News Cast for August 25th:
Committee makes progress on park project
A budget target of $400,000 recommended for Cattlemen’s Square in Flagler Park.
A cattle drive sculpture could be placed in the park early next year.
Vice Chair of the Flagler Design Review Committee Bert Culbreath said the budget target was important for work to proceed.
“We need some direction on the city on what they will contribute monetarily if anything.”
The council had a negative reaction to an architects estimated price of improving the park at $1.2 million.
Culbreath said he felt the city should not abandon the project.
“I sure hope not. This is the largest asset the city has. It is almost like having a leaky roof and not fixing it. I don’t understand that.”
Bridget Waldau told the committee that they have great support from cattlemen on the project and want it to be life like.
The committee suggests asking for some financial help from corporate donors like Waste Management.
The city also wants to hire a grant writer that might help provide funding.
County could charge property owners on litter
Okeechobee County wants to crack down on illegal dumping.

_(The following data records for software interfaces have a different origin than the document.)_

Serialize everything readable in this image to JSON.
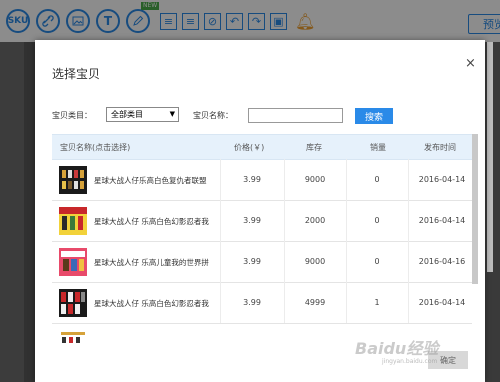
{
  "toolbar": {
    "sku_label": "SKU",
    "text_label": "T",
    "new_badge": "NEW",
    "preview_label": "预览"
  },
  "dialog": {
    "title": "选择宝贝",
    "close": "×",
    "filter": {
      "category_label": "宝贝类目：",
      "category_value": "全部类目",
      "name_label": "宝贝名称：",
      "name_value": "",
      "search_label": "搜索"
    },
    "columns": [
      "宝贝名称(点击选择)",
      "价格(￥)",
      "库存",
      "销量",
      "发布时间"
    ],
    "rows": [
      {
        "name": "星球大战人仔乐高白色复仇者联盟",
        "price": "3.99",
        "stock": "9000",
        "sales": "0",
        "date": "2016-04-14"
      },
      {
        "name": "星球大战人仔 乐高白色幻影忍者我",
        "price": "3.99",
        "stock": "2000",
        "sales": "0",
        "date": "2016-04-14"
      },
      {
        "name": "星球大战人仔 乐高儿童我的世界拼",
        "price": "3.99",
        "stock": "9000",
        "sales": "0",
        "date": "2016-04-16"
      },
      {
        "name": "星球大战人仔 乐高白色幻影忍者我",
        "price": "3.99",
        "stock": "4999",
        "sales": "1",
        "date": "2016-04-14"
      }
    ],
    "confirm_label": "确定"
  },
  "watermark": {
    "main": "Baidu经验",
    "sub": "jingyan.baidu.com"
  },
  "colors": {
    "accent": "#2a8ae8",
    "header_bg": "#e6f1fb",
    "bell": "#f0a030"
  }
}
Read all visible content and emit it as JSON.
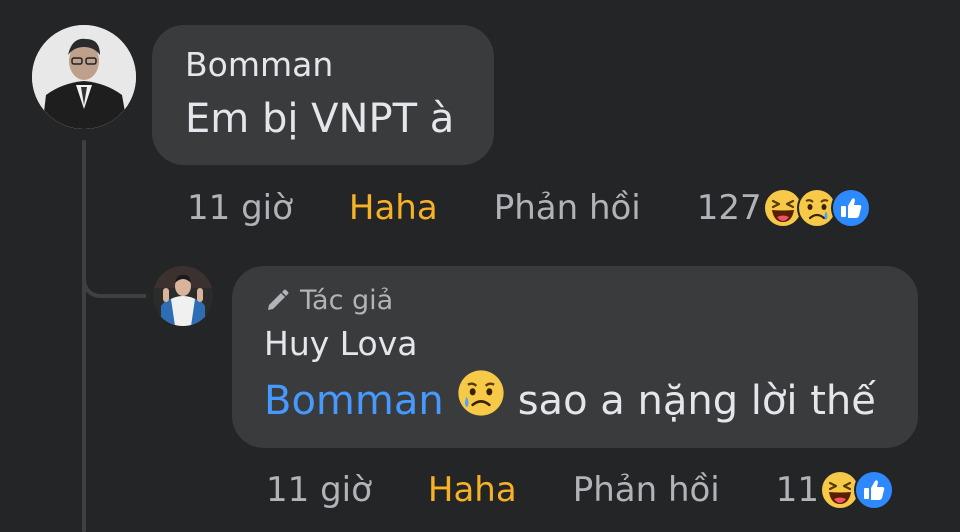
{
  "comment": {
    "author": "Bomman",
    "text": "Em bị VNPT à",
    "time": "11 giờ",
    "reaction_label": "Haha",
    "reply_label": "Phản hồi",
    "reaction_count": "127",
    "reactions": [
      "haha-emoji-icon",
      "sad-emoji-icon",
      "like-icon"
    ]
  },
  "reply": {
    "badge": "Tác giả",
    "author": "Huy Lova",
    "mention": "Bomman",
    "text": "sao a nặng lời thế",
    "time": "11 giờ",
    "reaction_label": "Haha",
    "reply_label": "Phản hồi",
    "reaction_count": "11",
    "reactions": [
      "haha-emoji-icon",
      "like-icon"
    ]
  },
  "colors": {
    "background": "#242526",
    "bubble": "#3a3b3c",
    "mention": "#4599ff",
    "haha": "#f7b125",
    "muted": "#b0b3b8"
  }
}
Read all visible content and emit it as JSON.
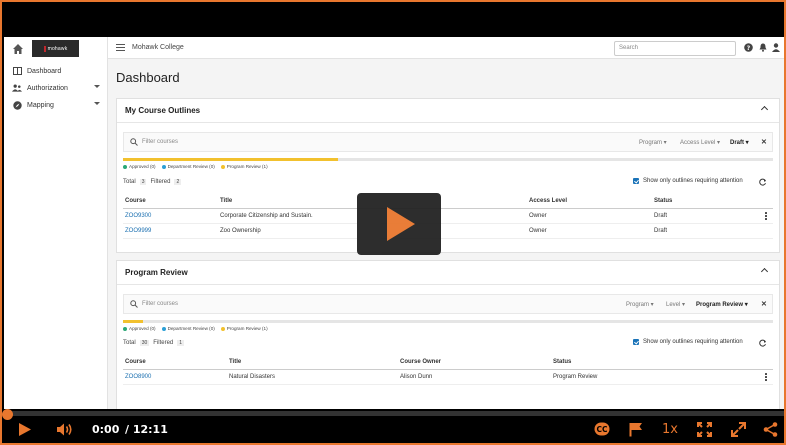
{
  "sidebar": {
    "logo_text": "mohawk",
    "items": [
      {
        "label": "Dashboard",
        "icon": "dashboard-icon"
      },
      {
        "label": "Authorization",
        "icon": "users-icon"
      },
      {
        "label": "Mapping",
        "icon": "compass-icon"
      }
    ]
  },
  "topbar": {
    "college": "Mohawk College",
    "search_placeholder": "Search"
  },
  "page": {
    "title": "Dashboard"
  },
  "outlines": {
    "title": "My Course Outlines",
    "filter_placeholder": "Filter courses",
    "filters": [
      "Program",
      "Access Level",
      "Draft"
    ],
    "progress": 0.33,
    "legend": [
      {
        "label": "Approved (0)",
        "color": "#2aa876"
      },
      {
        "label": "Department Review (0)",
        "color": "#2b9fd6"
      },
      {
        "label": "Program Review (1)",
        "color": "#f2c12e"
      }
    ],
    "total_label": "Total",
    "total": "3",
    "filtered_label": "Filtered",
    "filtered": "2",
    "attention": "Show only outlines requiring attention",
    "columns": [
      "Course",
      "Title",
      "Access Level",
      "Status"
    ],
    "rows": [
      {
        "course": "ZOO9300",
        "title": "Corporate Citizenship and Sustain.",
        "access": "Owner",
        "status": "Draft"
      },
      {
        "course": "ZOO9999",
        "title": "Zoo Ownership",
        "access": "Owner",
        "status": "Draft"
      }
    ]
  },
  "review": {
    "title": "Program Review",
    "filter_placeholder": "Filter courses",
    "filters": [
      "Program",
      "Level",
      "Program Review"
    ],
    "progress": 0.03,
    "legend": [
      {
        "label": "Approved (0)",
        "color": "#2aa876"
      },
      {
        "label": "Department Review (0)",
        "color": "#2b9fd6"
      },
      {
        "label": "Program Review (1)",
        "color": "#f2c12e"
      }
    ],
    "total_label": "Total",
    "total": "30",
    "filtered_label": "Filtered",
    "filtered": "1",
    "attention": "Show only outlines requiring attention",
    "columns": [
      "Course",
      "Title",
      "Course Owner",
      "Status"
    ],
    "rows": [
      {
        "course": "ZOO8900",
        "title": "Natural Disasters",
        "owner": "Alison Dunn",
        "status": "Program Review"
      }
    ]
  },
  "player": {
    "current_time": "0:00",
    "duration": "/ 12:11",
    "speed": "1x",
    "progress": 0,
    "accent": "#e8772e"
  }
}
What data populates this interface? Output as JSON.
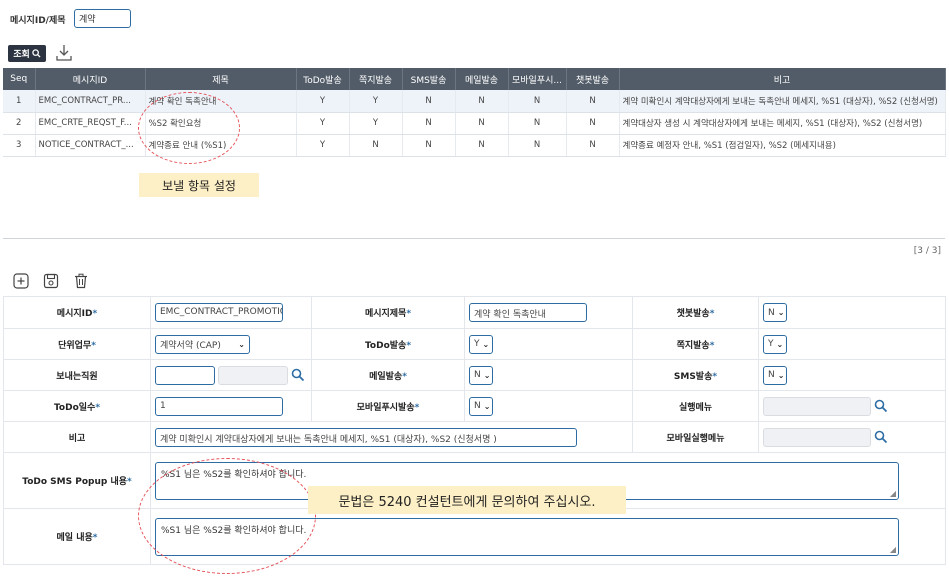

The nearest property owner or the property owner where debris is found could be responsible for the cleanup.
Commission Chairman Terry Burroughs said he supports making land owners pay for the cleanup.
“Our job is to not have all this stuff on the side of the law just because somebody doesn’t want to follow the law. Somebody has got to pay.”
Commissioner David Hazellief raised some concern about charging absentee owners who might not know somebody illegally dumped on their property.
Residents oppose fire assessment
Glades County residents speak against a proposed fire tax.
The bad economy amid the pandemic, low incomes, and no help to outlying areas from the additional fire service, were the themes of most opponents.
The charge would be up to $121 per residence.
P.J. McGloffern of Port LaBelle supported the tax.
“This almost peanuts to having no service and what we will pay with new homes and residents on the ad valorem tax. Some pay little or no taxes. Let everybody pay between $90 or $121. We think the ad valorem tax is way too high.”
County officials said it would get first responder treatment to residents quicker.
“The further away you are from treatment, and your condition is bad, the less change you have of making it,” County Manager Bob Jones added.
The plan is to have new ambulance units and crews in Muse and in Buckhead Ridge.
Resident Robert Murray said when he had a fire near his residence it was Hendry County that responded.
“If you are going to make us pay for this provide us the service. It is not fair for us to pay the services for Moore Haven when we live south of the Caloosahatchee River and get no service.”
Another public hearing on the tax is set for September 7th at 5 pm.
Highlands resolves trash issues
Highlands County scrapped curbside recycling as they resolve a dispute with Waste Connections.
They’ll create three new drop off sites for recycling instead.
Fines can be tripled if the company doesn’t pick up people’s trash on time.
The fine would increase to $1,500 per occurrence.
If the company does not pick up at least 25 customers on one route on the day scheduled, they face this fine.
It also requires the company to hire enough staff to meet the demand for trash pickup.
Commissioner Kevin Roberts said he wanted the issue resolved quickly.
“I don’t think we need to attach six months’ probation because they might do well for six months and in the seventh month they might do so well. Let us move forward and not delay this thing.”
The county removed the habitual offender status for the company.